here (Streetview). This was the start of Royal Court Road (now closed and paved over) with #19 on the left, and the States Chamber on the right. The Members' Entrance in on the right, and we plebs get to see them come in and out on States Sittings Days. This is where many TV interviews happen, as the reporters hang around here waiting to catch their prey.
I believe the Bailiff's Chambers at the end here (as seen on Streetview) were built in 1931 if I've read and decoded MCMXXXI correctly.
this is as far as they went (Streetview) - looking up from the other end. Here #3 Vine St on the left is the St.Helier Registrar, and on the Even Numbered side of the street things start at #2, currently the rear of HSBC. Before that it was Collins and a useful passageway through to King St - sorely missed.
Back to the Square, and #13 (Slomans Estate Agents at present) has had a busy past, being Guardian R.E. Insurance in 1988's almanac, a number occupiers before that, and was the A.G.'s office in 1920. And back in 1879 it was the Uruguay Consulate!
#14 is currently the back of Cath Kidston, formerly Evans, Au Caprice back in 1988, many and various offices before that.
That golden statue is of George II (all mileages from St.Helier are measured from here), erected in the square in 1751 in gratitude for his gift of £200 towards the construction of a new harbour - this also being the origin of the name Royal Square.
#2 is on the doorway at The Peirson, and there's a #4 on the side entrance to pearcejewellers.co.uk
To finish our look at Royal Square JE2 4WA addresses, the Peirson Pub is #17, there is a passageway between here and #18, to Halkett Place, going behind the King St Jewellers Hettich (emerging here on Streetview).
The Peirson's neighbouring pub the Cock and Bottle (formerly the Cosy Corner) is #18, and the adjacent property (next to the States Chamber) is #19 - former home to the Chamber of Commerce, Healey and Baker, and Ermitage Management (1988 almanac), R.A. Rossborough (1978 almanac), Norwich Union (1964), Le Masurier & Co (1933 and 1920 copies), the "Chronique de Jersey" in 1910, back to 1873 etc.
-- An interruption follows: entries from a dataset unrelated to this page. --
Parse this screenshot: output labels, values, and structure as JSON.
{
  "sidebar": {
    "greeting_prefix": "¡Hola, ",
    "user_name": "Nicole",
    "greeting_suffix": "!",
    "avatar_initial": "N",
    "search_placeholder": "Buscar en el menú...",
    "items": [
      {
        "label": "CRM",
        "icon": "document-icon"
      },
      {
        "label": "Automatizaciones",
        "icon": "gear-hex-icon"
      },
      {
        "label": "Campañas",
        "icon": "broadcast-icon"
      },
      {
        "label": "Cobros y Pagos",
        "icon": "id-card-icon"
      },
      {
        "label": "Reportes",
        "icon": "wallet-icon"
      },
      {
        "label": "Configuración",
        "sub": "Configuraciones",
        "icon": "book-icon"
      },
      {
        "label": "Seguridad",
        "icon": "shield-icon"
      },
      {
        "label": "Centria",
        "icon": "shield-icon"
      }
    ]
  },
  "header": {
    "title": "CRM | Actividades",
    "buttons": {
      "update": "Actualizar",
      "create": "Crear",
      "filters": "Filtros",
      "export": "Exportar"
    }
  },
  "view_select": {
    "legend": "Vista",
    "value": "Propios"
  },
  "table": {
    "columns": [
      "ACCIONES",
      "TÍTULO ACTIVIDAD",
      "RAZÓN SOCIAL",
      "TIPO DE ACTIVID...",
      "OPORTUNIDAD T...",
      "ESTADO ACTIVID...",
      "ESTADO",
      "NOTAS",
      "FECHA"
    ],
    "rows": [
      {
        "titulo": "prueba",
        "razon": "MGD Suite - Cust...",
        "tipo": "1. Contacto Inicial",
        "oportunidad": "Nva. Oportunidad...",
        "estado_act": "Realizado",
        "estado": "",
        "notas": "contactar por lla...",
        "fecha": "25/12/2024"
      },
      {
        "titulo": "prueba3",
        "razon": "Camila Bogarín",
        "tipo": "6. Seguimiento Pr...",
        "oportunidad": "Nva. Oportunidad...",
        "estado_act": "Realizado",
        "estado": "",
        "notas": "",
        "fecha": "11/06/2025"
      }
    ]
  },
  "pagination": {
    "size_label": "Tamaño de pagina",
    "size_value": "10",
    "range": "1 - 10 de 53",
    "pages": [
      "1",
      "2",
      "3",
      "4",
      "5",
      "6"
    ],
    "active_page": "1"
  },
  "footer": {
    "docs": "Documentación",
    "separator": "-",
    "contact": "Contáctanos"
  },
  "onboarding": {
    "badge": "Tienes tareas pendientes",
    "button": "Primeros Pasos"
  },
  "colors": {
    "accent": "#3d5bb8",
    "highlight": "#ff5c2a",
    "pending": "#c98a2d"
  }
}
The history of the States Buildings block probably deserves a book of its own, having a wide variety of interesting entries in the old almanacs from the days before the whole lot became our dear government.
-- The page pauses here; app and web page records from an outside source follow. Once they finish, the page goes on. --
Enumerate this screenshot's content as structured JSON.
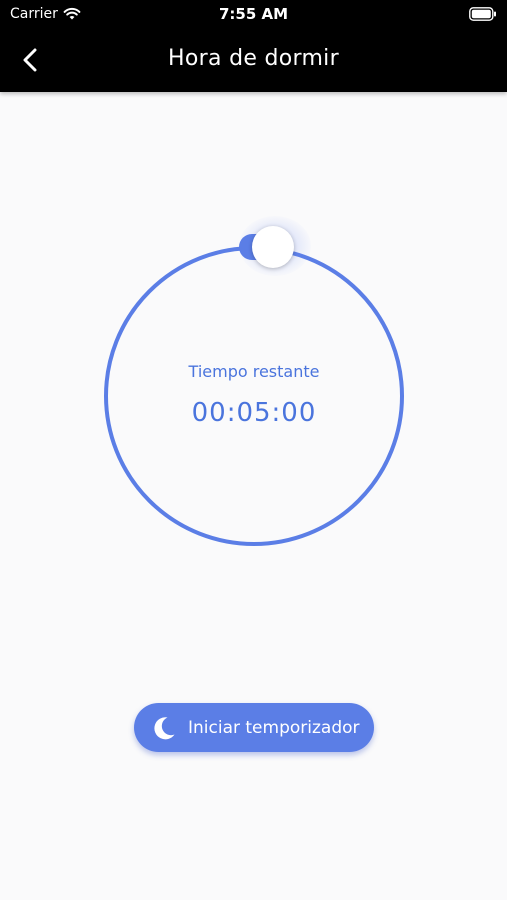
{
  "status_bar": {
    "carrier": "Carrier",
    "time": "7:55 AM",
    "wifi_icon": "wifi-icon",
    "battery_icon": "battery-icon"
  },
  "nav": {
    "title": "Hora de dormir",
    "back_icon": "chevron-left-icon"
  },
  "timer": {
    "label": "Tiempo restante",
    "remaining": "00:05:00"
  },
  "start_button": {
    "label": "Iniciar temporizador",
    "icon": "moon-icon"
  },
  "colors": {
    "accent": "#5b7ee6",
    "text_accent": "#4a74dd",
    "nav_background": "#000000",
    "page_background": "#fafafb"
  }
}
Old Royal Square addresses have even gone up to #21 or more, most confusingly! The middle of the block appears to be around #4 in some almanacs. I'll keep an eye out for any history of the place if it crops up, but that's the end of my research here for now.